> **Records drawn from a dataset**:
━━━━━━━━━━━━━━━━━━━━

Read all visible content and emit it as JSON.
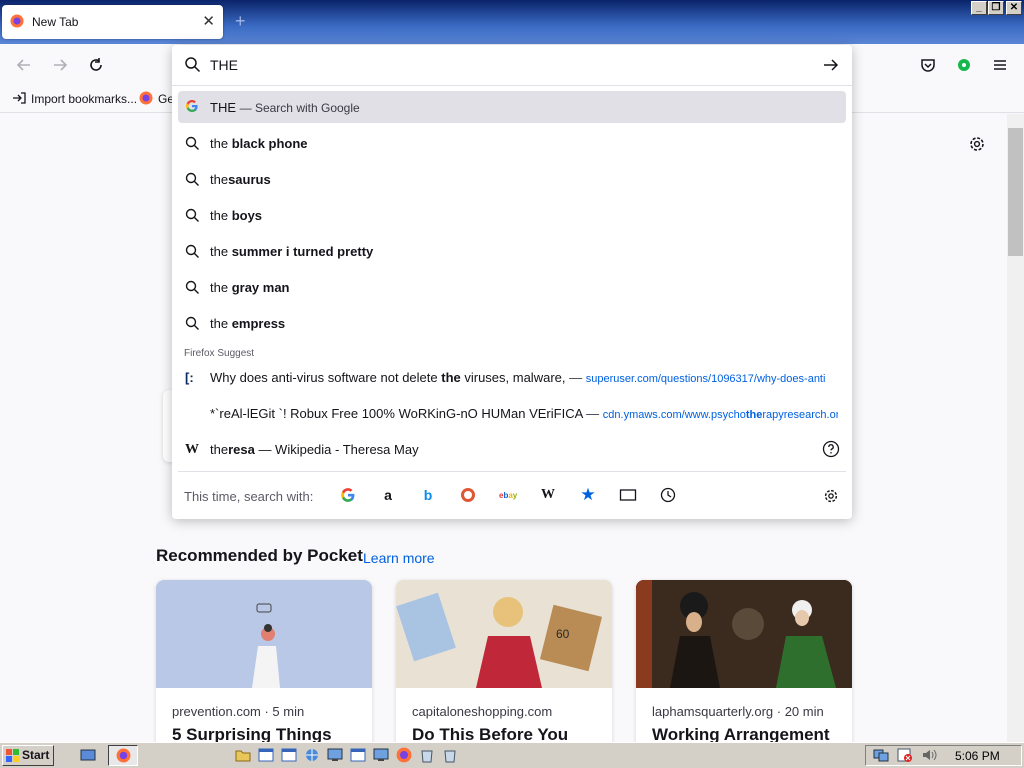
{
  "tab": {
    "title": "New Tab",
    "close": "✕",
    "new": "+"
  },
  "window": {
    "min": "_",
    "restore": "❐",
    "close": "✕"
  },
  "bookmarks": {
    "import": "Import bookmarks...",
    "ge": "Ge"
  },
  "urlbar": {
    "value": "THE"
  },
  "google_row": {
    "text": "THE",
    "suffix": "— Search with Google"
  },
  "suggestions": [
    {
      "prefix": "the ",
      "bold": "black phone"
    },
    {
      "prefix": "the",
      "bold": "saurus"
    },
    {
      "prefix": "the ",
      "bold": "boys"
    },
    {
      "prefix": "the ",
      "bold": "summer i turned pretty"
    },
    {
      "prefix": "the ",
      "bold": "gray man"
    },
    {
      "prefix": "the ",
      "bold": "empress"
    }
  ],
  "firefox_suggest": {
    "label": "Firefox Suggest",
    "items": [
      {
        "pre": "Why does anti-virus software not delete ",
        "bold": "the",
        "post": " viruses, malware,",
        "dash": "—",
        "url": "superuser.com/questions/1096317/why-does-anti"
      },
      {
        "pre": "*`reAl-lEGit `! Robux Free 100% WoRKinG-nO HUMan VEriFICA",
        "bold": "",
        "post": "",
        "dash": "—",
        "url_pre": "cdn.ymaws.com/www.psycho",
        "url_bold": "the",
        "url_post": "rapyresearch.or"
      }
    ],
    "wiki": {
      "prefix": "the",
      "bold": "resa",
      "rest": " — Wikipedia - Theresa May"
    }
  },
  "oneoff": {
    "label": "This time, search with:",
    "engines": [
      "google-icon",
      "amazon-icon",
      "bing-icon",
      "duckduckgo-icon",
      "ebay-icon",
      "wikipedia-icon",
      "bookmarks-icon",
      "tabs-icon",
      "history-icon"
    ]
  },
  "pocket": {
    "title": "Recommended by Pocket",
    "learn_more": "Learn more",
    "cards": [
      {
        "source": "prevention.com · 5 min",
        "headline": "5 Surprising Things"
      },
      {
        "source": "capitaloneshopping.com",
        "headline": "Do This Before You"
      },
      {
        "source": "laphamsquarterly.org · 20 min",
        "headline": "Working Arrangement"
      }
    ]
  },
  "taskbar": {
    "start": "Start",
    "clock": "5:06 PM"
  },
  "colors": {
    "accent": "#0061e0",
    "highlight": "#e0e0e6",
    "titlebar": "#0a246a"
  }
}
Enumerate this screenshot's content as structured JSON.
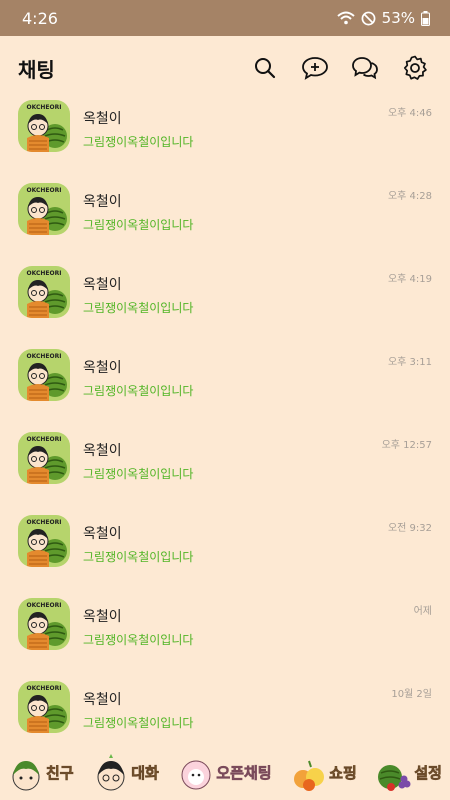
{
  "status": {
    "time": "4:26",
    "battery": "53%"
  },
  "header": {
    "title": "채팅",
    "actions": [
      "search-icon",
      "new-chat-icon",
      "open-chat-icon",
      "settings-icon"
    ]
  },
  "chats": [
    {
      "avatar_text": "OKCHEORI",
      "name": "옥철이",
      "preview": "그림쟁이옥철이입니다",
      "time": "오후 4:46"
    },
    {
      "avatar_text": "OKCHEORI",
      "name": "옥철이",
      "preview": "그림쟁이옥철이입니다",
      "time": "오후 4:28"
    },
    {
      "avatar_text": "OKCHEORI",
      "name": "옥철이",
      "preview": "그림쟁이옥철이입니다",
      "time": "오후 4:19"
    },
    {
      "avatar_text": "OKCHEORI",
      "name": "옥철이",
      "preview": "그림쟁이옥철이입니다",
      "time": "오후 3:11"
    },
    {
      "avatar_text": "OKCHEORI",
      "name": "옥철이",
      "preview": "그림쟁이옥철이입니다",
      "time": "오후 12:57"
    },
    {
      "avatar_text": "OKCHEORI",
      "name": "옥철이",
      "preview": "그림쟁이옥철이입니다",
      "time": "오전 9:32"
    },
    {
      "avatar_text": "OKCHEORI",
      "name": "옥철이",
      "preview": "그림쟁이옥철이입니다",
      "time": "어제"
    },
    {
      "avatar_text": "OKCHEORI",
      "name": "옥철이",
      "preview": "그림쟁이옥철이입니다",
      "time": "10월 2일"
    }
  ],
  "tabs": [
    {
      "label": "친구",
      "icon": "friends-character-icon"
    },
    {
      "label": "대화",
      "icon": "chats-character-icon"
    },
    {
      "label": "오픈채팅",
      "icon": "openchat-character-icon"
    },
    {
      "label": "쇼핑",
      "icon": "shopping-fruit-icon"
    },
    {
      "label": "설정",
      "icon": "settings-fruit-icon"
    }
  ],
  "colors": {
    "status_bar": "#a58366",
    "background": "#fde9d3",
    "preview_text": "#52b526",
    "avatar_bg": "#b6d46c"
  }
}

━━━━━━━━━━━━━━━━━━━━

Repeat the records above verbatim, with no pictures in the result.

> **Finished task**:
Read all visible content and emit it as JSON.
{
  "tab": {
    "title": "New Tab",
    "close": "✕",
    "new": "+"
  },
  "window": {
    "min": "_",
    "restore": "❐",
    "close": "✕"
  },
  "bookmarks": {
    "import": "Import bookmarks...",
    "ge": "Ge"
  },
  "urlbar": {
    "value": "THE"
  },
  "google_row": {
    "text": "THE",
    "suffix": "— Search with Google"
  },
  "suggestions": [
    {
      "prefix": "the ",
      "bold": "black phone"
    },
    {
      "prefix": "the",
      "bold": "saurus"
    },
    {
      "prefix": "the ",
      "bold": "boys"
    },
    {
      "prefix": "the ",
      "bold": "summer i turned pretty"
    },
    {
      "prefix": "the ",
      "bold": "gray man"
    },
    {
      "prefix": "the ",
      "bold": "empress"
    }
  ],
  "firefox_suggest": {
    "label": "Firefox Suggest",
    "items": [
      {
        "pre": "Why does anti-virus software not delete ",
        "bold": "the",
        "post": " viruses, malware,",
        "dash": "—",
        "url": "superuser.com/questions/1096317/why-does-anti"
      },
      {
        "pre": "*`reAl-lEGit `! Robux Free 100% WoRKinG-nO HUMan VEriFICA",
        "bold": "",
        "post": "",
        "dash": "—",
        "url_pre": "cdn.ymaws.com/www.psycho",
        "url_bold": "the",
        "url_post": "rapyresearch.or"
      }
    ],
    "wiki": {
      "prefix": "the",
      "bold": "resa",
      "rest": " — Wikipedia - Theresa May"
    }
  },
  "oneoff": {
    "label": "This time, search with:",
    "engines": [
      "google-icon",
      "amazon-icon",
      "bing-icon",
      "duckduckgo-icon",
      "ebay-icon",
      "wikipedia-icon",
      "bookmarks-icon",
      "tabs-icon",
      "history-icon"
    ]
  },
  "pocket": {
    "title": "Recommended by Pocket",
    "learn_more": "Learn more",
    "cards": [
      {
        "source": "prevention.com · 5 min",
        "headline": "5 Surprising Things"
      },
      {
        "source": "capitaloneshopping.com",
        "headline": "Do This Before You"
      },
      {
        "source": "laphamsquarterly.org · 20 min",
        "headline": "Working Arrangement"
      }
    ]
  },
  "taskbar": {
    "start": "Start",
    "clock": "5:06 PM"
  },
  "colors": {
    "accent": "#0061e0",
    "highlight": "#e0e0e6",
    "titlebar": "#0a246a"
  }
}
Enumerate this screenshot's content as structured JSON.
{
  "status": {
    "time": "4:26",
    "battery": "53%"
  },
  "header": {
    "title": "채팅",
    "actions": [
      "search-icon",
      "new-chat-icon",
      "open-chat-icon",
      "settings-icon"
    ]
  },
  "chats": [
    {
      "avatar_text": "OKCHEORI",
      "name": "옥철이",
      "preview": "그림쟁이옥철이입니다",
      "time": "오후 4:46"
    },
    {
      "avatar_text": "OKCHEORI",
      "name": "옥철이",
      "preview": "그림쟁이옥철이입니다",
      "time": "오후 4:28"
    },
    {
      "avatar_text": "OKCHEORI",
      "name": "옥철이",
      "preview": "그림쟁이옥철이입니다",
      "time": "오후 4:19"
    },
    {
      "avatar_text": "OKCHEORI",
      "name": "옥철이",
      "preview": "그림쟁이옥철이입니다",
      "time": "오후 3:11"
    },
    {
      "avatar_text": "OKCHEORI",
      "name": "옥철이",
      "preview": "그림쟁이옥철이입니다",
      "time": "오후 12:57"
    },
    {
      "avatar_text": "OKCHEORI",
      "name": "옥철이",
      "preview": "그림쟁이옥철이입니다",
      "time": "오전 9:32"
    },
    {
      "avatar_text": "OKCHEORI",
      "name": "옥철이",
      "preview": "그림쟁이옥철이입니다",
      "time": "어제"
    },
    {
      "avatar_text": "OKCHEORI",
      "name": "옥철이",
      "preview": "그림쟁이옥철이입니다",
      "time": "10월 2일"
    }
  ],
  "tabs": [
    {
      "label": "친구",
      "icon": "friends-character-icon"
    },
    {
      "label": "대화",
      "icon": "chats-character-icon"
    },
    {
      "label": "오픈채팅",
      "icon": "openchat-character-icon"
    },
    {
      "label": "쇼핑",
      "icon": "shopping-fruit-icon"
    },
    {
      "label": "설정",
      "icon": "settings-fruit-icon"
    }
  ],
  "colors": {
    "status_bar": "#a58366",
    "background": "#fde9d3",
    "preview_text": "#52b526",
    "avatar_bg": "#b6d46c"
  }
}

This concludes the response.